    public Sphere() {
    radius = 1.0;
    }
}

C#

Constants are declared with the const modifier. Only the C# built-in types (excluding System.Object) may be declared as const. For a list of the built-in types, see Built-In Types Table (C# Reference). User-defined types, including classes, structs, and arrays, cannot be const. Use the readonly modifier to create a class, struct, or array that is initialized one time at runtime (for example in a constructor) and thereafter cannot be changed.

Constants must be initialized as they are declared.

class Calendar1
{
    public const int months = 12;
}

When a field declaration includes a readonly modifier, assignments to the fields introduced by the declaration can only occur as part of the declaration or in a constructor in the same class.

class Age
    {
        readonly int _year;
        Age(int year)
        {
            _year = year;
        }
        void ChangeYear()
        {
            //_year = 1967; // Compile error if uncommented.
        }
    }

3. Static Constructors

Java

Static constructor is not really supported by Java, but you can use static initialization block instead. A static initialization block is a normal block of code enclosed in braces, { }, and preceded by the static keyword. Here is an example:

static {

    // whatever code is needed for initialization goes here
}

A class can have any number of static initialization blocks, and they can appear anywhere in the class body. The runtime system guarantees that static initialization blocks are called in the order that they appear in the source code.

C#
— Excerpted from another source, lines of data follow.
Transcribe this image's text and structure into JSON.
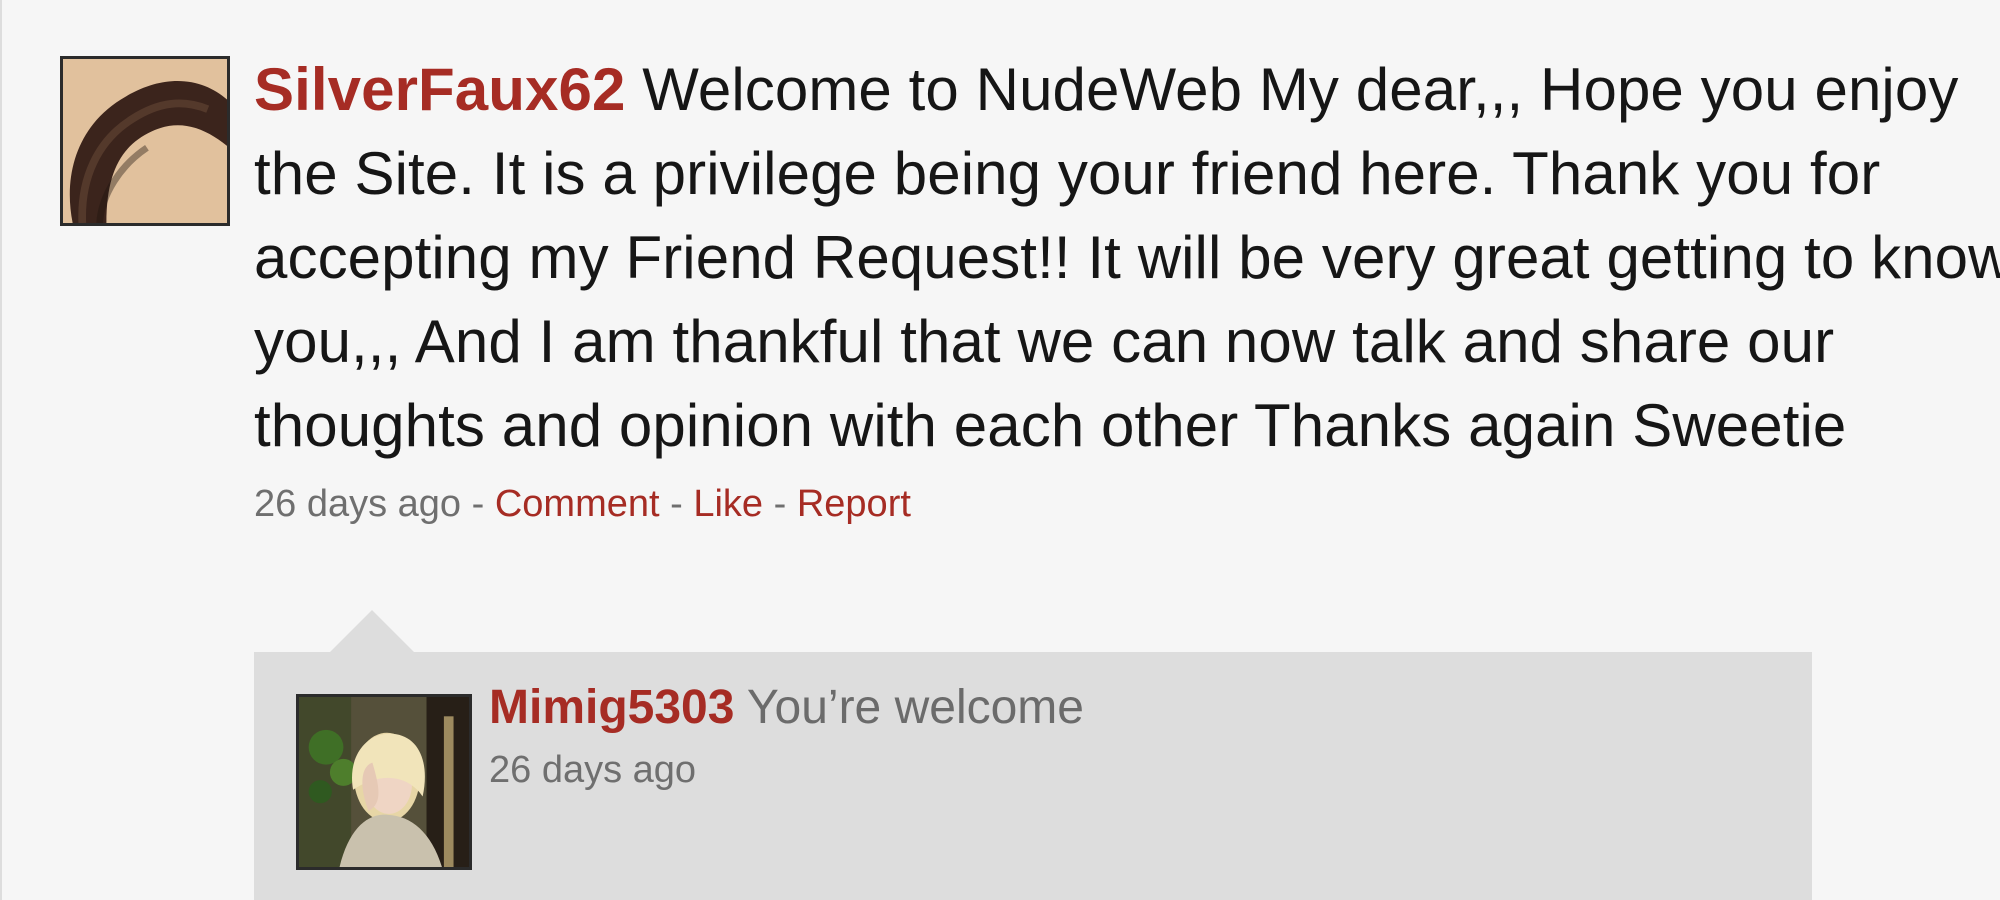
{
  "post": {
    "author": "SilverFaux62",
    "message": "Welcome to NudeWeb My dear,,, Hope you enjoy the Site. It is a privilege being your friend here. Thank you for accepting my Friend Request!! It will be very great getting to know you,,, And I am thankful that we can now talk and share our thoughts and opinion with each other Thanks again Sweetie",
    "timestamp": "26 days ago",
    "separator": "-",
    "actions": {
      "comment": "Comment",
      "like": "Like",
      "report": "Report"
    }
  },
  "reply": {
    "author": "Mimig5303",
    "message": "You’re welcome",
    "timestamp": "26 days ago"
  },
  "theme": {
    "background": "#f6f6f6",
    "reply_background": "#dddddd",
    "link_color": "#a62c24",
    "text_color": "#161616",
    "muted_text_color": "#6f6f6f"
  }
}
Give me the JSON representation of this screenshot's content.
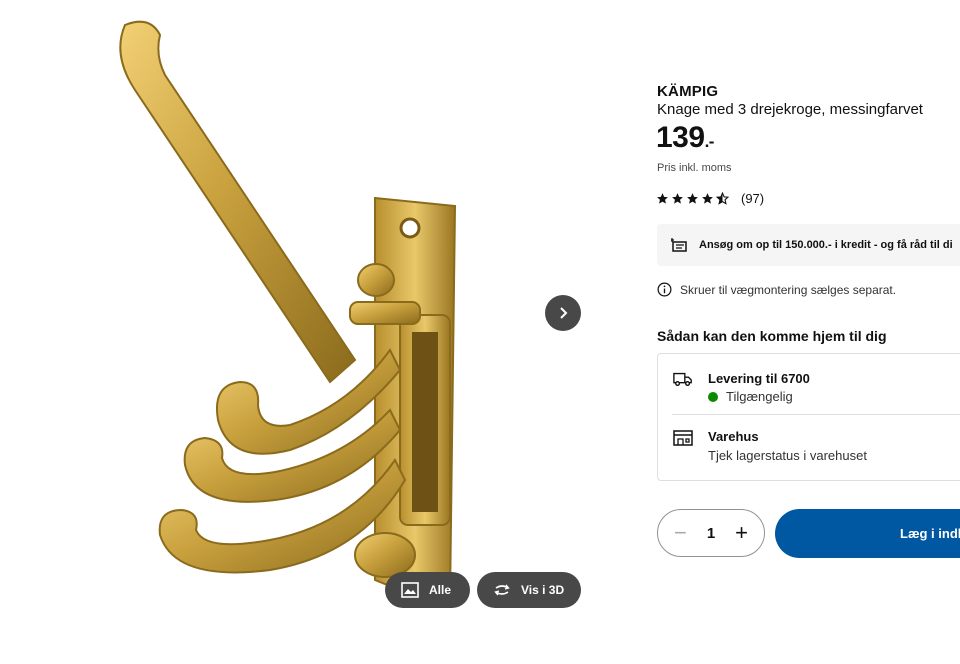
{
  "gallery": {
    "all_label": "Alle",
    "view3d_label": "Vis i 3D"
  },
  "product": {
    "name": "KÄMPIG",
    "description": "Knage med 3 drejekroge, messingfarvet",
    "price": "139",
    "price_suffix": ".-",
    "vat_note": "Pris inkl. moms",
    "rating_stars": 4.5,
    "review_count": "(97)"
  },
  "credit": {
    "text": "Ansøg om op til 150.000.- i kredit - og få råd til di"
  },
  "info_note": "Skruer til vægmontering sælges separat.",
  "delivery": {
    "title": "Sådan kan den komme hjem til dig",
    "home": {
      "title": "Levering til 6700",
      "status": "Tilgængelig",
      "status_color": "#0a8a00"
    },
    "store": {
      "title": "Varehus",
      "status": "Tjek lagerstatus i varehuset"
    }
  },
  "cart": {
    "quantity": "1",
    "add_label": "Læg i indk"
  },
  "colors": {
    "brand_blue": "#0058a3",
    "gold": "#c9a13e"
  }
}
A static constructor is used to initialize any static data, or to perform a particular action that needs to be performed once only. It is called automatically before the first instance is created or any static members are referenced.

Static constructors have the following properties:
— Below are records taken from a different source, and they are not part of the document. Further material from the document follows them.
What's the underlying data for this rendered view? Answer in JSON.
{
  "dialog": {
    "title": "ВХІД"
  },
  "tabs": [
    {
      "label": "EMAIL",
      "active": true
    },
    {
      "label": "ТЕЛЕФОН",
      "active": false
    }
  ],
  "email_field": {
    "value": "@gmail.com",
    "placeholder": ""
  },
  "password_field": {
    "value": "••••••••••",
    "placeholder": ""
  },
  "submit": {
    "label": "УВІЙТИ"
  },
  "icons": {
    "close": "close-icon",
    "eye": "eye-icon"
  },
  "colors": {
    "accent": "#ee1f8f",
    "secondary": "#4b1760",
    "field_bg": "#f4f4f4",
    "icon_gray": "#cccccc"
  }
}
  • A static constructor does not take access modifiers or have parameters.
  • A static constructor is called automatically to initialize the class before the first instance is created or any static members are referenced.
  • A static constructor cannot be called directly.
  • The user has no control on when the static constructor is executed in the program.
  • A typical use of static constructors is when the class is using a log file and the constructor is used to write entries to this file.
  • Static constructors are also useful when creating wrapper classes for unmanaged code, when the constructor can call the LoadLibrary method.
  • If a static constructor throws an exception, the runtime will not invoke it a second time, and the type will remain uninitialized for the lifetime of the application domain in which your program is running.

Example.
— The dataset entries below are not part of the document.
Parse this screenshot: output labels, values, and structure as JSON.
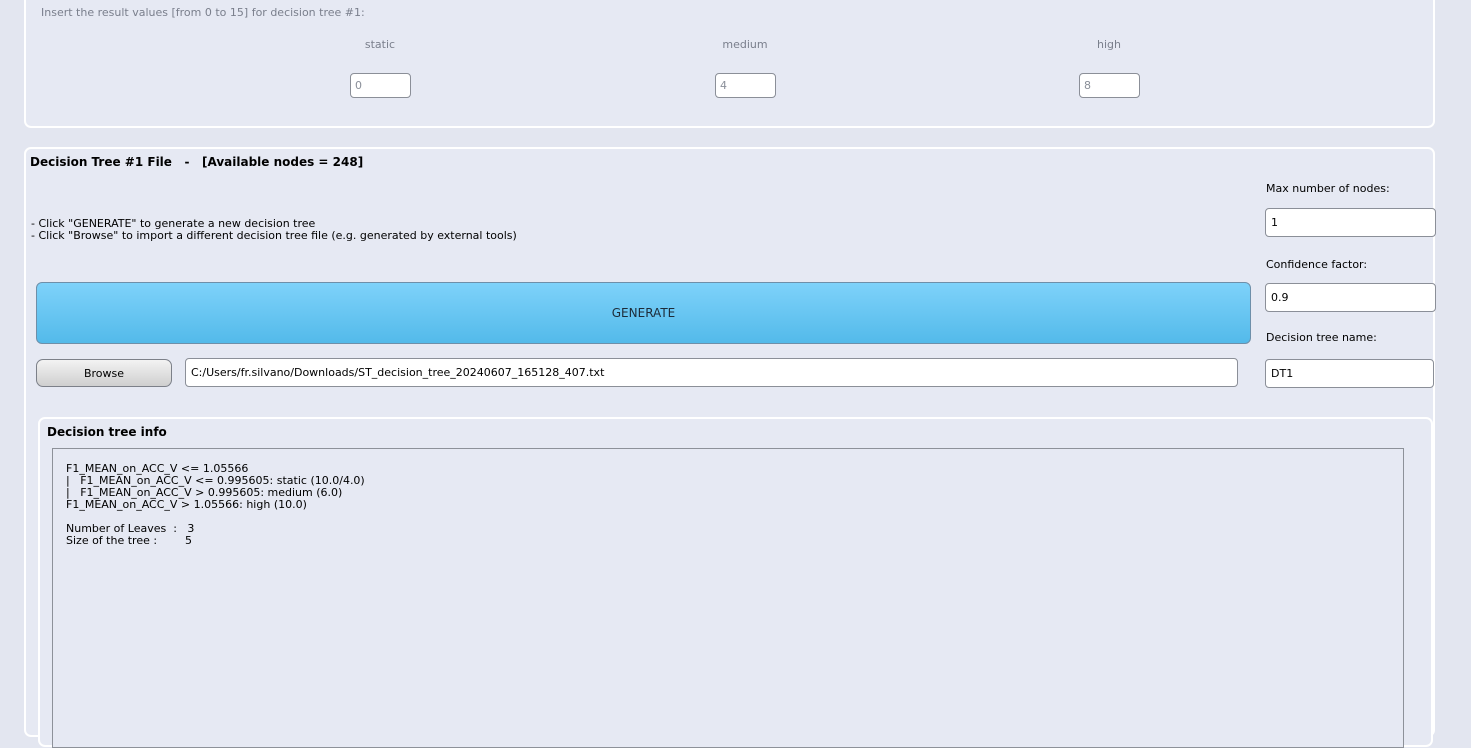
{
  "results": {
    "hint": "Insert the result values [from 0 to 15] for decision tree #1:",
    "columns": [
      {
        "label": "static",
        "value": "0"
      },
      {
        "label": "medium",
        "value": "4"
      },
      {
        "label": "high",
        "value": "8"
      }
    ]
  },
  "tree_panel": {
    "title": "Decision Tree #1 File   -   [Available nodes = 248]",
    "instructions": [
      "- Click \"GENERATE\" to generate a new decision tree",
      "- Click \"Browse\" to import a different decision tree file (e.g. generated by external tools)"
    ],
    "generate_label": "GENERATE",
    "browse_label": "Browse",
    "file_path": "C:/Users/fr.silvano/Downloads/ST_decision_tree_20240607_165128_407.txt",
    "max_nodes_label": "Max number of nodes:",
    "max_nodes_value": "1",
    "confidence_label": "Confidence factor:",
    "confidence_value": "0.9",
    "tree_name_label": "Decision tree name:",
    "tree_name_value": "DT1"
  },
  "info": {
    "title": "Decision tree info",
    "text": "F1_MEAN_on_ACC_V <= 1.05566\n|   F1_MEAN_on_ACC_V <= 0.995605: static (10.0/4.0)\n|   F1_MEAN_on_ACC_V > 0.995605: medium (6.0)\nF1_MEAN_on_ACC_V > 1.05566: high (10.0)\n\nNumber of Leaves  :   3\nSize of the tree :        5"
  }
}
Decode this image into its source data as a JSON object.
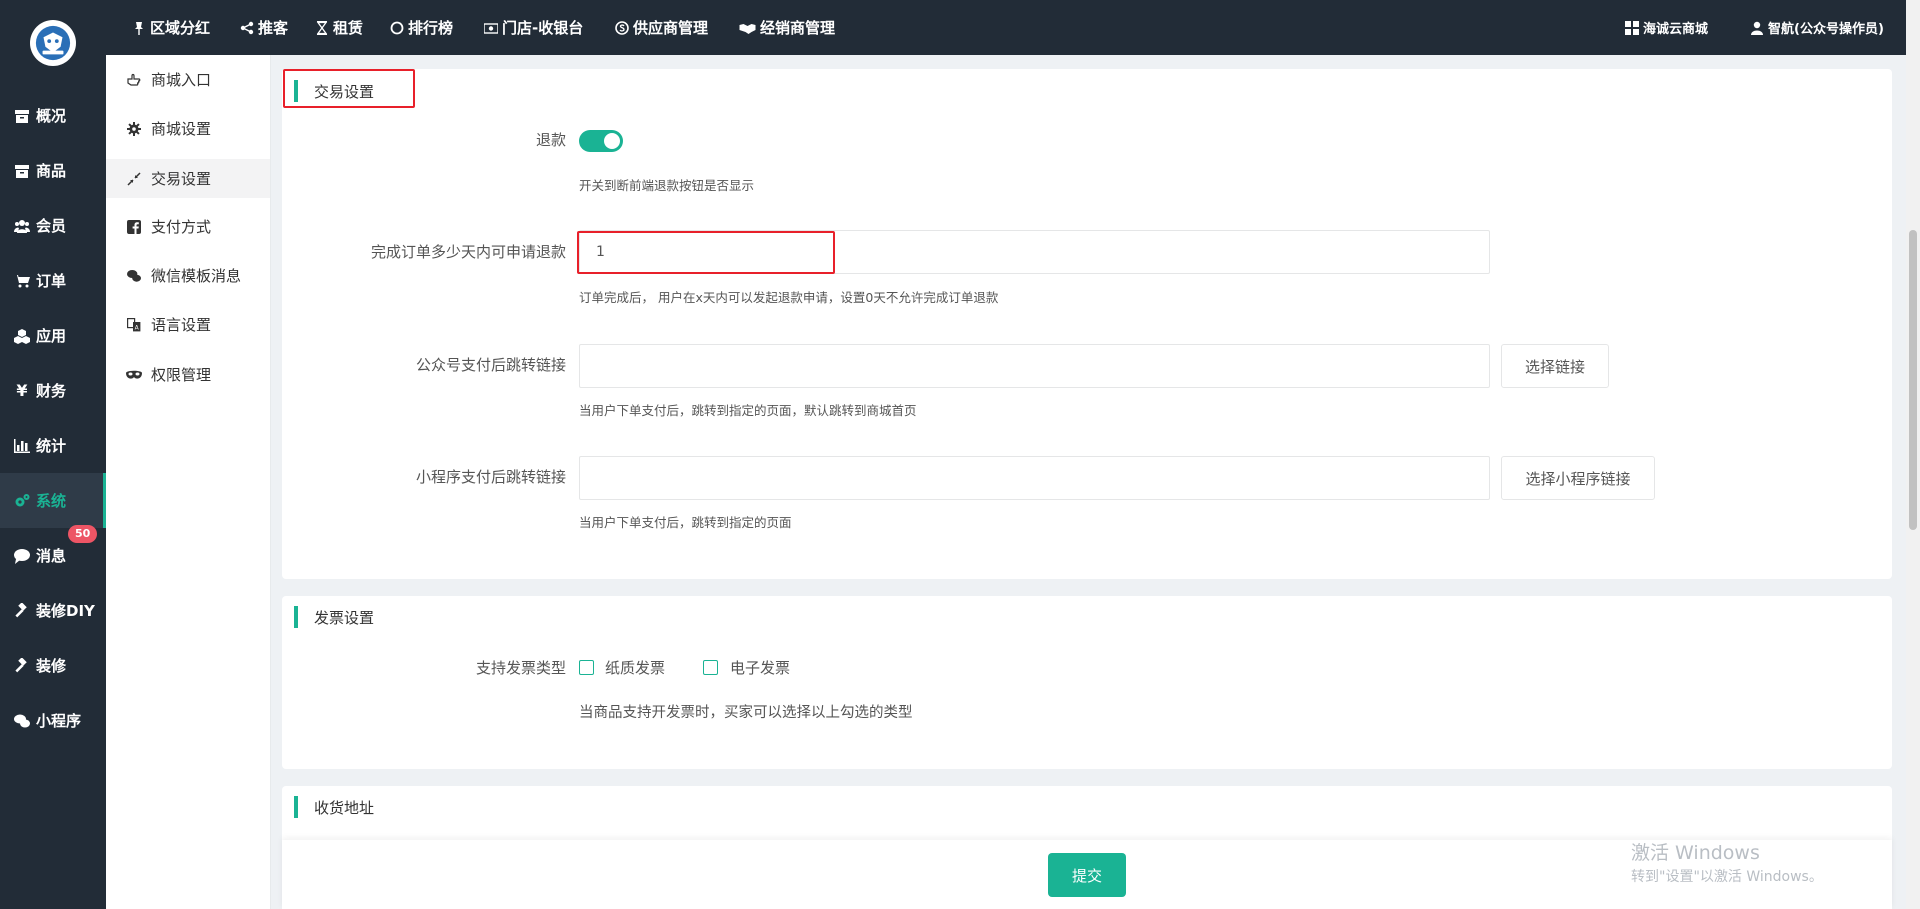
{
  "top_nav": {
    "items": [
      {
        "label": "区域分红",
        "icon": "pin-icon"
      },
      {
        "label": "推客",
        "icon": "share-icon"
      },
      {
        "label": "租赁",
        "icon": "hourglass-icon"
      },
      {
        "label": "排行榜",
        "icon": "circle-icon"
      },
      {
        "label": "门店-收银台",
        "icon": "money-icon"
      },
      {
        "label": "供应商管理",
        "icon": "skype-icon"
      },
      {
        "label": "经销商管理",
        "icon": "handshake-icon"
      }
    ],
    "shop_name": "海诚云商城",
    "user": "智航(公众号操作员)"
  },
  "sidebar": {
    "items": [
      {
        "label": "概况",
        "icon": "archive-icon"
      },
      {
        "label": "商品",
        "icon": "box-icon"
      },
      {
        "label": "会员",
        "icon": "users-icon"
      },
      {
        "label": "订单",
        "icon": "cart-icon"
      },
      {
        "label": "应用",
        "icon": "cubes-icon"
      },
      {
        "label": "财务",
        "icon": "yen-icon"
      },
      {
        "label": "统计",
        "icon": "bar-chart-icon"
      },
      {
        "label": "系统",
        "icon": "gears-icon",
        "active": true
      },
      {
        "label": "消息",
        "icon": "comment-icon",
        "badge": "50"
      },
      {
        "label": "装修DIY",
        "icon": "gavel-icon"
      },
      {
        "label": "装修",
        "icon": "gavel-icon"
      },
      {
        "label": "小程序",
        "icon": "wechat-icon"
      }
    ]
  },
  "subnav": {
    "items": [
      {
        "label": "商城入口",
        "icon": "hand-icon"
      },
      {
        "label": "商城设置",
        "icon": "gear-icon"
      },
      {
        "label": "交易设置",
        "icon": "compress-icon",
        "active": true
      },
      {
        "label": "支付方式",
        "icon": "facebook-square-icon"
      },
      {
        "label": "微信模板消息",
        "icon": "wechat-icon"
      },
      {
        "label": "语言设置",
        "icon": "translate-icon"
      },
      {
        "label": "权限管理",
        "icon": "mask-icon"
      }
    ]
  },
  "trade": {
    "title": "交易设置",
    "refund_label": "退款",
    "refund_enabled": true,
    "refund_help": "开关到断前端退款按钮是否显示",
    "days_label": "完成订单多少天内可申请退款",
    "days_value": "1",
    "days_help": "订单完成后， 用户在x天内可以发起退款申请，设置0天不允许完成订单退款",
    "mp_link_label": "公众号支付后跳转链接",
    "mp_link_value": "",
    "mp_link_button": "选择链接",
    "mp_link_help": "当用户下单支付后，跳转到指定的页面，默认跳转到商城首页",
    "mini_link_label": "小程序支付后跳转链接",
    "mini_link_value": "",
    "mini_link_button": "选择小程序链接",
    "mini_link_help": "当用户下单支付后，跳转到指定的页面"
  },
  "invoice": {
    "title": "发票设置",
    "type_label": "支持发票类型",
    "options": [
      "纸质发票",
      "电子发票"
    ],
    "help": "当商品支持开发票时，买家可以选择以上勾选的类型"
  },
  "address": {
    "title": "收货地址"
  },
  "footer": {
    "submit_label": "提交"
  },
  "watermark": {
    "line1": "激活 Windows",
    "line2": "转到\"设置\"以激活 Windows。"
  },
  "colors": {
    "sidebar_bg": "#222c37",
    "accent": "#1ab394",
    "badge": "#ed5565",
    "highlight_border": "#e8202a"
  }
}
class Apple
 {
 static Apple()
 {
 Console.WriteLine("Apple type is initialized.");
 }

 public Apple()
 {
 Console.WriteLine("one");
 }
 }

When you instantiate above class, output will be:

Apple type is initialized.

one

4. Packages and Namespaces

Java

Classes and interfaces are organized into packages, which in fact are directories on operating system. Package declaration must be first and before any other statement (except comment) in a Java source file.

To declare a package, use keyword package.

//in the Rectangle.java file
package graphics;
public class Rectangle {
   . . .
}

Then, put the source file in a directory whose name reflects the name of the package to which the type belongs:

.....\graphics\Rectangle.java

C#

Classes are organized virtually into namespaces, no directory is required like that of Java. A class can have many namespace declarations.

To declare a namespace, use keyword namespace.

namespace N1     // N1
{
    class C1      // N1.C1
    {
        class C2   // N1.C1.C2
        {
        }
    }
    namespace N2  // N1.N2
    {
        class C2   // N1.N2.C2
        {
        }
    }
}

The following code:

namespace N1.N2
{
   class A {}
   class B {}
}

is semantically equivalent to

namespace N1
{
   namespace N2
   {
      class A {}
      class B {}
   }
}

5. Order of declaration

Java

// declare package first

package A

// then import something

import B

C#

A traditional order is (more):

// use something

using B

// then declare namespace

namespace A

Howeve the correct order is (more):

// declare namespace

namespace A

// then use something

using B